Kathleen Hall, Oye Gureje, Sujuan Gao, Adesola Ogunniyi, Siu L. Hui, Olusegun Baiyewu, Frederick W. Unverzagt, Steve Oluwole, Hugh C. Hendrie

Research output: Contribution to journalArticle

45 Scopus citations


Objective: To determine the association between demographic, lifestyle and medical history factors to Alzheimer's disease (AD), we studied samples of two community dwelling populations with significantly different prevalence rates of AD in Indianapolis, USA (6.24%) and Ibadan, Nigeria (1.4%). Methods: The samples were drawn from African-American community dwelling residents 65 years of age and over in Indianapolis, and Yoruba community-dwelling residents 65 years of age and over in Ibadan.

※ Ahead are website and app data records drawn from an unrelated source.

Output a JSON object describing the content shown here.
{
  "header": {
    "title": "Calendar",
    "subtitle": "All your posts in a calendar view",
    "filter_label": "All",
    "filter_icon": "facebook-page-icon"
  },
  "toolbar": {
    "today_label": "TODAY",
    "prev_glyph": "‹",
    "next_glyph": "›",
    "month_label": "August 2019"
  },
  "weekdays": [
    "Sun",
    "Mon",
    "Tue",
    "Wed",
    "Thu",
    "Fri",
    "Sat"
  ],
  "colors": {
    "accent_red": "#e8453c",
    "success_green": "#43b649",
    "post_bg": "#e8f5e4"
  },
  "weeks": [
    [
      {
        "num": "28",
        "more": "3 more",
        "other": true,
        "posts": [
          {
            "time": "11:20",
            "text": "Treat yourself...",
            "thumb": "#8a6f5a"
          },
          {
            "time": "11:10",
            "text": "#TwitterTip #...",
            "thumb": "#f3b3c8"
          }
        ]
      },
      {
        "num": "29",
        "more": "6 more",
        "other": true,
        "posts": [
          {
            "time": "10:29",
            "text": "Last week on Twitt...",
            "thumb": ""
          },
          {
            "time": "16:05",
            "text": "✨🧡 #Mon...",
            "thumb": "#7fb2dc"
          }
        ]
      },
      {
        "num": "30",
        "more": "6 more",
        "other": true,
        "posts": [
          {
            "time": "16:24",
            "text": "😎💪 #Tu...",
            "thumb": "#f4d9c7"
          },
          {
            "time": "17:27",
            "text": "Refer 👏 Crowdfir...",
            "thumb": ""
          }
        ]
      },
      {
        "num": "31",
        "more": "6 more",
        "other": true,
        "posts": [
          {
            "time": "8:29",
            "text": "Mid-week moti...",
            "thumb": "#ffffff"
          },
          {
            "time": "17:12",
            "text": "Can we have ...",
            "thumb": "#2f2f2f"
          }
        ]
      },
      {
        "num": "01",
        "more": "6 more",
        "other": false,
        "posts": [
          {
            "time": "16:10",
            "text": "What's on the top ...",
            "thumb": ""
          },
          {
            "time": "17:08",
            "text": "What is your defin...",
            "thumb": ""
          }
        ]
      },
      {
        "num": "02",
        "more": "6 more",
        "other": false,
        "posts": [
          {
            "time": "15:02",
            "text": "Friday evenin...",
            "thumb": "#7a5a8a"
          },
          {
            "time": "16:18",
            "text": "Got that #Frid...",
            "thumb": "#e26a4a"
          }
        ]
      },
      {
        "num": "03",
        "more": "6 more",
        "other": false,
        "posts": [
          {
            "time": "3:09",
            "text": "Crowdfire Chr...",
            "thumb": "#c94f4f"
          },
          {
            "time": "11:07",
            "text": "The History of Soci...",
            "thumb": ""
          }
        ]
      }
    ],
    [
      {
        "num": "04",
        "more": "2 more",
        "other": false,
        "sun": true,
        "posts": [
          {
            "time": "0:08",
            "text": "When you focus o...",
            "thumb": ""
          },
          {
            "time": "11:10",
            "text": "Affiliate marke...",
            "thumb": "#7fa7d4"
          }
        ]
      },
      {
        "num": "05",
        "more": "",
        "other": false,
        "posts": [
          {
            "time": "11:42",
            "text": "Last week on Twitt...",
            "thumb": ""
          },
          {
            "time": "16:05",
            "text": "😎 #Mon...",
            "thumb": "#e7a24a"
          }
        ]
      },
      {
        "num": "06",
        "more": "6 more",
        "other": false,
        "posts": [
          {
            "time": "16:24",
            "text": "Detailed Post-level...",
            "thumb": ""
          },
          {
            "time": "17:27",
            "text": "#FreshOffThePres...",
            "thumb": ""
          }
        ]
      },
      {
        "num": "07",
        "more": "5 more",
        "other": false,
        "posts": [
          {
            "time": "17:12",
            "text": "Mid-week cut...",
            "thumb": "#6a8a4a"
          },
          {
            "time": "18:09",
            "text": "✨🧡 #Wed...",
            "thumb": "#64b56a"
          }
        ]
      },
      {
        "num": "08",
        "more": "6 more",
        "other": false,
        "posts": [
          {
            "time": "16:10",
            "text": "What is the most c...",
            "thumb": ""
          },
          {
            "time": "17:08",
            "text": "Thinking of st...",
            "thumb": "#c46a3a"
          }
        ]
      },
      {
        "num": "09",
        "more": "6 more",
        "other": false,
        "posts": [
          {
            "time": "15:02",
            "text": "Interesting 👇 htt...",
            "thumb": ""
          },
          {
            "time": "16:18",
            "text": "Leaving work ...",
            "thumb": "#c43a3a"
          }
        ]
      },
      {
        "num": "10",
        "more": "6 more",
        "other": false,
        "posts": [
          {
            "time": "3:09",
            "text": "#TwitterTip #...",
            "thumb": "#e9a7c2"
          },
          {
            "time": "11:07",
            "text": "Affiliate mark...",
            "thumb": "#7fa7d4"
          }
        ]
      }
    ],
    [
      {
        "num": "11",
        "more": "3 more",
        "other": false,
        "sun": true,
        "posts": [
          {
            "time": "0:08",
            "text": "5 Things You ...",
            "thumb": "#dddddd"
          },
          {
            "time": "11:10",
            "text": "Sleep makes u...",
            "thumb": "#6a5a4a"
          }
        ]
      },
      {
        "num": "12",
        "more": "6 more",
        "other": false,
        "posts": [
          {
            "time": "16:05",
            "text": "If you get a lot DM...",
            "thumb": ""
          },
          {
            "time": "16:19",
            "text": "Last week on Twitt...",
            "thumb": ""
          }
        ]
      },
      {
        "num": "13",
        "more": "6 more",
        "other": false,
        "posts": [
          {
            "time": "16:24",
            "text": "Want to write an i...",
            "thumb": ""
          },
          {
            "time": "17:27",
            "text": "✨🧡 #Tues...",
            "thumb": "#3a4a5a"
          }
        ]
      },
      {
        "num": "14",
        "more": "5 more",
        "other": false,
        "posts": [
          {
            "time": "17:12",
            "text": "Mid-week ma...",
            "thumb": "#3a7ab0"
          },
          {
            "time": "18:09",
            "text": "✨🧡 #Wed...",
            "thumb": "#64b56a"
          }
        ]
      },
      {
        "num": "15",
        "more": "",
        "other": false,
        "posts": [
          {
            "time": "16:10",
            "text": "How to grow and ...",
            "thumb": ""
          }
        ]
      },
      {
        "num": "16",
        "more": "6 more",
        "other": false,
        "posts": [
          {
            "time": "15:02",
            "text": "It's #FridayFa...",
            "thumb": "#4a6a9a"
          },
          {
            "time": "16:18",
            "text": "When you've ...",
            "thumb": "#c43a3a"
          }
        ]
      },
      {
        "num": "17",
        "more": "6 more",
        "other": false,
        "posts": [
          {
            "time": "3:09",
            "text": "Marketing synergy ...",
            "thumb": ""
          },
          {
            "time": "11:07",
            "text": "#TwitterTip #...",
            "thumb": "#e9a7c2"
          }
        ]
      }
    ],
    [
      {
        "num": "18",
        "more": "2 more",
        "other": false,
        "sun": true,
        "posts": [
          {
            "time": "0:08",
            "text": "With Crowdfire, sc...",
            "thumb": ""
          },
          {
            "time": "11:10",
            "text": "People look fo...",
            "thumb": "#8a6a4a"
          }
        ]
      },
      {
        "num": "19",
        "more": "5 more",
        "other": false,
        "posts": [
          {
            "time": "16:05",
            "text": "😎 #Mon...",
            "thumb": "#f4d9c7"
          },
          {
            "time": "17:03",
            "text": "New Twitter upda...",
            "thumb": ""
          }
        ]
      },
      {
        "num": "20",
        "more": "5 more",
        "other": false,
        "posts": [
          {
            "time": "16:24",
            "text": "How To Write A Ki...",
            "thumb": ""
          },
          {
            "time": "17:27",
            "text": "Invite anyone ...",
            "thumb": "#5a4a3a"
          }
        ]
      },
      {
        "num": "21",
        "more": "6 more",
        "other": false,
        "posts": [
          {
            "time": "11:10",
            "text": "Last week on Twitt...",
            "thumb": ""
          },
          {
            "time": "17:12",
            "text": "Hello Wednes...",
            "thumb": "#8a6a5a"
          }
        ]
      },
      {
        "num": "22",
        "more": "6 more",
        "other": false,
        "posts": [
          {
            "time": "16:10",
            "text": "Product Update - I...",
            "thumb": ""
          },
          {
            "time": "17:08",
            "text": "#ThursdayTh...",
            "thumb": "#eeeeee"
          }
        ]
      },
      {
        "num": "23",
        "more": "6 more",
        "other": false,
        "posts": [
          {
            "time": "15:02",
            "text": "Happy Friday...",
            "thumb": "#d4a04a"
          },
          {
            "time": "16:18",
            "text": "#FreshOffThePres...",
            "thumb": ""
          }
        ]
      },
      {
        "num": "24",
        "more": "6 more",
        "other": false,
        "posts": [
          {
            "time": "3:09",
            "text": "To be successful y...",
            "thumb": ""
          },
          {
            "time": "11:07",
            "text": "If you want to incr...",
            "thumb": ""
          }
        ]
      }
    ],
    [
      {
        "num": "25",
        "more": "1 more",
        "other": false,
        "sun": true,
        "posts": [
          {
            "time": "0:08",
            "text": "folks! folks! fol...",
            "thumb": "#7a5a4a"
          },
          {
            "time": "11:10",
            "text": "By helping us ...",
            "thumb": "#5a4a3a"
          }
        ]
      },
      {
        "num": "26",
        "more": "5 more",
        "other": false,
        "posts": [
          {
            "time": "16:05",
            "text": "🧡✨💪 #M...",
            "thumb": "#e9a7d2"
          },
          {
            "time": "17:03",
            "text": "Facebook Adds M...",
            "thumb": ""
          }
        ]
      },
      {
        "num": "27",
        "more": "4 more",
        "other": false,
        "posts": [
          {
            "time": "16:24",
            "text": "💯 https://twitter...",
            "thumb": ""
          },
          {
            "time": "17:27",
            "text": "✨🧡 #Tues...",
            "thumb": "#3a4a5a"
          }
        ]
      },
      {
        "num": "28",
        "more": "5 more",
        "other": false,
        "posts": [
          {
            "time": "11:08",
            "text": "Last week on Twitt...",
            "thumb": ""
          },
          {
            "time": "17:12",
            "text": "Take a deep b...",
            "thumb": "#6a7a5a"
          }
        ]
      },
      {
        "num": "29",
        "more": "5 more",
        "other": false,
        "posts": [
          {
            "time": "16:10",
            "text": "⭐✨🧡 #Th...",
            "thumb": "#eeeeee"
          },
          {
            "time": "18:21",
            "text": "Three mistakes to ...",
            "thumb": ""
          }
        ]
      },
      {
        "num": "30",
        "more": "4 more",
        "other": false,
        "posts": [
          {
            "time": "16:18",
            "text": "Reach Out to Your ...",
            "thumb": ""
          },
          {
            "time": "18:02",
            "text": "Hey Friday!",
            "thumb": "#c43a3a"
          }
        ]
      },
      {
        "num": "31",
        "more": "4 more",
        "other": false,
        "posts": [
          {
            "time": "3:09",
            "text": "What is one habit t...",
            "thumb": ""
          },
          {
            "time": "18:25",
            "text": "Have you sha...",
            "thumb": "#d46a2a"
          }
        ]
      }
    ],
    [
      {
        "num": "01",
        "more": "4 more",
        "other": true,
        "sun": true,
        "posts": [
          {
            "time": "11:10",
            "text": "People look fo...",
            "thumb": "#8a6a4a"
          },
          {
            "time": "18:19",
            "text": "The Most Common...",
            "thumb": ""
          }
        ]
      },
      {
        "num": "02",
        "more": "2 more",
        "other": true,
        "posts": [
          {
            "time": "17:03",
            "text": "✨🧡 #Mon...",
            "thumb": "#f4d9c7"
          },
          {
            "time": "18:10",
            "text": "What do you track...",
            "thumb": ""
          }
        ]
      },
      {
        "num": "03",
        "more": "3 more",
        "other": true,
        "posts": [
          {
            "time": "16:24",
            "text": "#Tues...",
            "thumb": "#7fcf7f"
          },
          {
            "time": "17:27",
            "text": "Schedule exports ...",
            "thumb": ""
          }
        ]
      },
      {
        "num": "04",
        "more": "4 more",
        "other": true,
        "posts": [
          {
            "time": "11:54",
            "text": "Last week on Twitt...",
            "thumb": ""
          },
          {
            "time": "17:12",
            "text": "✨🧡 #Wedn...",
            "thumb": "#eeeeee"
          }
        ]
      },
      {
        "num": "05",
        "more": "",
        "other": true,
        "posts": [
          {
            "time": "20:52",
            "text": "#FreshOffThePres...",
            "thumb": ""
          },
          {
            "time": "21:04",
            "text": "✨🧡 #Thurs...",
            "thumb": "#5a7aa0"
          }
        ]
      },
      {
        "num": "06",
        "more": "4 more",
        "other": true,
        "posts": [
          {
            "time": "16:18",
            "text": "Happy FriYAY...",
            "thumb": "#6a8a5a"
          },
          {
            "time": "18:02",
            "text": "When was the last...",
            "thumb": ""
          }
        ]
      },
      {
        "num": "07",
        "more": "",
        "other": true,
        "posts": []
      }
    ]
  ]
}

A two-stage epidemiological design was used in which diagnosis of AD was by National Institute of Neurological and Communicative Disorders and Stroke and the Alzheimer's Disease and Related Disorders Association criteria. Results: In Indianapolis, age (odds ratio [OR]= 1.16; 95% confidence interval [CI] = 1.11-1.21), family history of dementia (OR = 5.40; 95% CI = 1.99-14.62), low education (0-6 years, OR = 3.49; 95% CI = 1.06-11.48) and rural residence (OR = 2.49; 95% CI = 1.05-5.88) were associated with a higher risk of AD. In Ibadan, age (OR = 1.15; 95% CI = 1.12-1.18) and female gender (OR = 13.9; 95% CI = 3.85-50.28) were associated with a higher risk of AD. Conclusions: The remarkably similar odds ratios between age and AD between sites suggest that biological processes associated with ageing are essential elements in the development of AD but that genetic and environmental risk factors may alter age-specific rates. In our longitudinal study, we intend to investigate in more depth the interaction between these ageing, genetic and environmental factors.

Original languageEnglish (US)
Pages (from-to)698-706
Number of pages9
JournalAustralian and New Zealand Journal of Psychiatry
Issue number5
StatePublished - Oct 1998



  • Alzheimer's disease
  • Community
  • Risk factors

ASJC Scopus subject areas

  • Psychiatry and Mental health

Cite this